Stilton is the ultimate English cheese in our book. When we lived in England, we found that our British friends would buy a wheel of Stilton (or a half), put it in an attractive dish with a napkin around it, and serve some after every meal but breakfast with a Stilton scoop. After the meal they would pour a little port on the cheese to prevent it from drying out. I still buy a round of Stilton around the holidays in CT.

Anonymous said...

PG--I'm gayer than a four o'clock brunch, but I have,um, a crush on you: you're thoughtful, honest,cool, funny & "real"--I have gotten much better,faster at solving puzzles,.and enjoy
them much more thanks to you, Rex, Orange, and the puzzle-twins! Y'all's insights into the minds of "supersolvers" aid,abet,assist&amuse McSolvers like me every-dang-day, so thanks!——"etui-ennui"

Jennie said...

I've been following this site for a few months now, and I don't get why there is always a highlighted letter? I know you mentioned it would be in FAQs but could someone give me a clue about this?

Joon said...

our heroes solve the puzzle in across lite (a program for solving crosswords), which always has one highlighted word and one highlighted letter within that word that indicates where you are currently entering answers into the grid. when they finish, they take a screenshot of the filled grid and post it, but the highlighting is hard to edit out.

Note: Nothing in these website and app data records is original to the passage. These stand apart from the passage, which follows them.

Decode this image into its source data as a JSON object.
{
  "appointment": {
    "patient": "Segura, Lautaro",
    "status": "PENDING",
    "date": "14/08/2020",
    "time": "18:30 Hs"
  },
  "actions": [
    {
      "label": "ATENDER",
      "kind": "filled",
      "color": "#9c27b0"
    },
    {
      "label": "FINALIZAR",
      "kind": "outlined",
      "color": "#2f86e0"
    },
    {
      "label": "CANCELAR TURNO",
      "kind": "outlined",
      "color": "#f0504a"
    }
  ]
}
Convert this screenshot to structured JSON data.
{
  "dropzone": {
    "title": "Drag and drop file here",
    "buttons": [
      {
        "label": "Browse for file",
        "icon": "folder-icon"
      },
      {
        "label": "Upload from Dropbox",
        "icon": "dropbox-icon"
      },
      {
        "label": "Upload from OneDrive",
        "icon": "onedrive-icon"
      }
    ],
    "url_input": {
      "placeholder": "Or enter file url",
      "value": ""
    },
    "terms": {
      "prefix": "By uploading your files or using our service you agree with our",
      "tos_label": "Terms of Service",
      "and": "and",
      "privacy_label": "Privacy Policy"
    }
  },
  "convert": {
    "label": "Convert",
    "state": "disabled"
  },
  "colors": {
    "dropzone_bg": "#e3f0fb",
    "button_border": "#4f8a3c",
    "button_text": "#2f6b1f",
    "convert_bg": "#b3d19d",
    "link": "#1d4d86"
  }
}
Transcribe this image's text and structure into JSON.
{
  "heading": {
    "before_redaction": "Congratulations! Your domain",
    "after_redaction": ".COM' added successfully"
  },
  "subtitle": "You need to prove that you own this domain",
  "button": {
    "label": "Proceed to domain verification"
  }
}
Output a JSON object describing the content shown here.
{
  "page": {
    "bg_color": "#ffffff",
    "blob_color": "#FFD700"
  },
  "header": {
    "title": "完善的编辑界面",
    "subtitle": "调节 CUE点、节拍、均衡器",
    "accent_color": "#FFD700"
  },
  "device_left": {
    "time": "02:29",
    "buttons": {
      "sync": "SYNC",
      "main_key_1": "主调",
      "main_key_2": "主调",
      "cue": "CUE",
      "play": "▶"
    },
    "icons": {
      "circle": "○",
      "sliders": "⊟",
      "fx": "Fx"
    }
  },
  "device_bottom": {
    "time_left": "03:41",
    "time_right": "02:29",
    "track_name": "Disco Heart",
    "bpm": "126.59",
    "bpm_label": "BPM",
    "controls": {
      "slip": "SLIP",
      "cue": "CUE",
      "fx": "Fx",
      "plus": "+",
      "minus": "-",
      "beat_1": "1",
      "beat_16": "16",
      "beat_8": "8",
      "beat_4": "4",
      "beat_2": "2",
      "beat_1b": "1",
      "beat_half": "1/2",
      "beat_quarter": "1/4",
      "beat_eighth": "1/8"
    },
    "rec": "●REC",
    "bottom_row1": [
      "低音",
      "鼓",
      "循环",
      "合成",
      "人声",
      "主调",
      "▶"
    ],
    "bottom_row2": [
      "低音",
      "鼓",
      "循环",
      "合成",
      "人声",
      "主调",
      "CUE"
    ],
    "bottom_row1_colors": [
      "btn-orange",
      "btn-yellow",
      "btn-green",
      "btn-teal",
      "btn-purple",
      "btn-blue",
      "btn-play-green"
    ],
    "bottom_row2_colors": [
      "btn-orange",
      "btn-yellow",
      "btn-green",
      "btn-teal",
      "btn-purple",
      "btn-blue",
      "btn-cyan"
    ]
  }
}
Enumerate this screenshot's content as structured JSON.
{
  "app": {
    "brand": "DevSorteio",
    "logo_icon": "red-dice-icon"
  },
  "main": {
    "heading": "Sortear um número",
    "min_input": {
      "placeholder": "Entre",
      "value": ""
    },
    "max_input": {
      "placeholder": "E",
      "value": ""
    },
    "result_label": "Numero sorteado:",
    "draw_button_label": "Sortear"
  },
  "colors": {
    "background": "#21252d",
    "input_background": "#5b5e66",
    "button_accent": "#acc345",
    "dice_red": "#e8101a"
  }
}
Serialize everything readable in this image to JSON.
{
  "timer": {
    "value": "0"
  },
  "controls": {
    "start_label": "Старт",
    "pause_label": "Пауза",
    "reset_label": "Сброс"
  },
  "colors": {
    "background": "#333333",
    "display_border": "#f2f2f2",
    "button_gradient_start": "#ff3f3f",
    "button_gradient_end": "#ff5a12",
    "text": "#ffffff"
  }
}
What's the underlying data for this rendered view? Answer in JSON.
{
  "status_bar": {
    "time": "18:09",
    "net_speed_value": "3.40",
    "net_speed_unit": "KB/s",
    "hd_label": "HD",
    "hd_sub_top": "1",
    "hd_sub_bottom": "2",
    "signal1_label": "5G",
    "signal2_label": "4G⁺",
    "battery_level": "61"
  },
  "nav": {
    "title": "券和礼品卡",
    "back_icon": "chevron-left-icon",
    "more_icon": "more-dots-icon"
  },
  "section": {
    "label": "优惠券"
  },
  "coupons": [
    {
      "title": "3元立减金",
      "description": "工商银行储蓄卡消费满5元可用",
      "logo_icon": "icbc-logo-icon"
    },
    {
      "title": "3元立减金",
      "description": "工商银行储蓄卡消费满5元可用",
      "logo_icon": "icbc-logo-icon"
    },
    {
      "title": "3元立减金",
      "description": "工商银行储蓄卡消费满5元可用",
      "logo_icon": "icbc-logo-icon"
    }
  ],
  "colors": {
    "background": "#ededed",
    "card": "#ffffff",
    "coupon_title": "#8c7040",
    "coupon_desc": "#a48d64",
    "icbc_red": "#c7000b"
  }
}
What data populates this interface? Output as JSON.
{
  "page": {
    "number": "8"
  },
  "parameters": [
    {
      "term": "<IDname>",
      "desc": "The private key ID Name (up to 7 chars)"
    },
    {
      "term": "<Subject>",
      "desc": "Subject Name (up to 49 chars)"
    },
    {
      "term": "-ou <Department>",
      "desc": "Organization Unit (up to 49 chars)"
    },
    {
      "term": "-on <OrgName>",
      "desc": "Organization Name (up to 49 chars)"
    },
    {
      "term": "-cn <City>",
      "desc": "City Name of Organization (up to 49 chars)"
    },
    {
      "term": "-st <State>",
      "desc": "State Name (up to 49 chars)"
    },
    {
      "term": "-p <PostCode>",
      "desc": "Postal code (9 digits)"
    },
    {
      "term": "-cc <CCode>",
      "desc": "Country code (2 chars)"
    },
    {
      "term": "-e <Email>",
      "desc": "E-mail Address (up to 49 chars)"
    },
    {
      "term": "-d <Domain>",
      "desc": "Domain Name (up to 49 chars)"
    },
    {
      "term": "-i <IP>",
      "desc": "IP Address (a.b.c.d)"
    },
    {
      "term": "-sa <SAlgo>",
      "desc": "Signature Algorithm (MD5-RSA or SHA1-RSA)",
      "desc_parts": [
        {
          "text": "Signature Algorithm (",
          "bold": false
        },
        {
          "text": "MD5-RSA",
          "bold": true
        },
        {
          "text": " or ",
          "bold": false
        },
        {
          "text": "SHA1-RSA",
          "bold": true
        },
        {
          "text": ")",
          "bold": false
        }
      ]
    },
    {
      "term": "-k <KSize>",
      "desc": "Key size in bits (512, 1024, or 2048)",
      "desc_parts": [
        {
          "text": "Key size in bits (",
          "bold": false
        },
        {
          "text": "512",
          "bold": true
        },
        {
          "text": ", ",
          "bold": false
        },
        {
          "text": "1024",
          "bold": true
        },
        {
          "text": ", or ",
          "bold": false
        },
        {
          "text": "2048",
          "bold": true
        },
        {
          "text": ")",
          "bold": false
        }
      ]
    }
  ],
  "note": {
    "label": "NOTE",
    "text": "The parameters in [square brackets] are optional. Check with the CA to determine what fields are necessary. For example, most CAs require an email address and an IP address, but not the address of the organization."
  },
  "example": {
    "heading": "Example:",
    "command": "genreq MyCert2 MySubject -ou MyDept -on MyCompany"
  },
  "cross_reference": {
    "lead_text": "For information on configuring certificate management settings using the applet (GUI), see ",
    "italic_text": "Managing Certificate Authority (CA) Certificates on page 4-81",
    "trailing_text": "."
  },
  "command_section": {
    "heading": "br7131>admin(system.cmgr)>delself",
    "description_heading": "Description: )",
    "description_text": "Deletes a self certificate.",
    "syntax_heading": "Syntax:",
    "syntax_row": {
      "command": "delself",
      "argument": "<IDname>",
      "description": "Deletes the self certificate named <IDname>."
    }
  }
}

Anonymous said...

Love clues relating to the classic violinist Heifetz. Had no idea who this guy was until I watched a YouTube video of "What's My Line" from the 1950s. Jack Benny was the mystery guest, but, instead of signing in using his own name, wrote "Heifetz" instead. Never forgot Heifetz after that.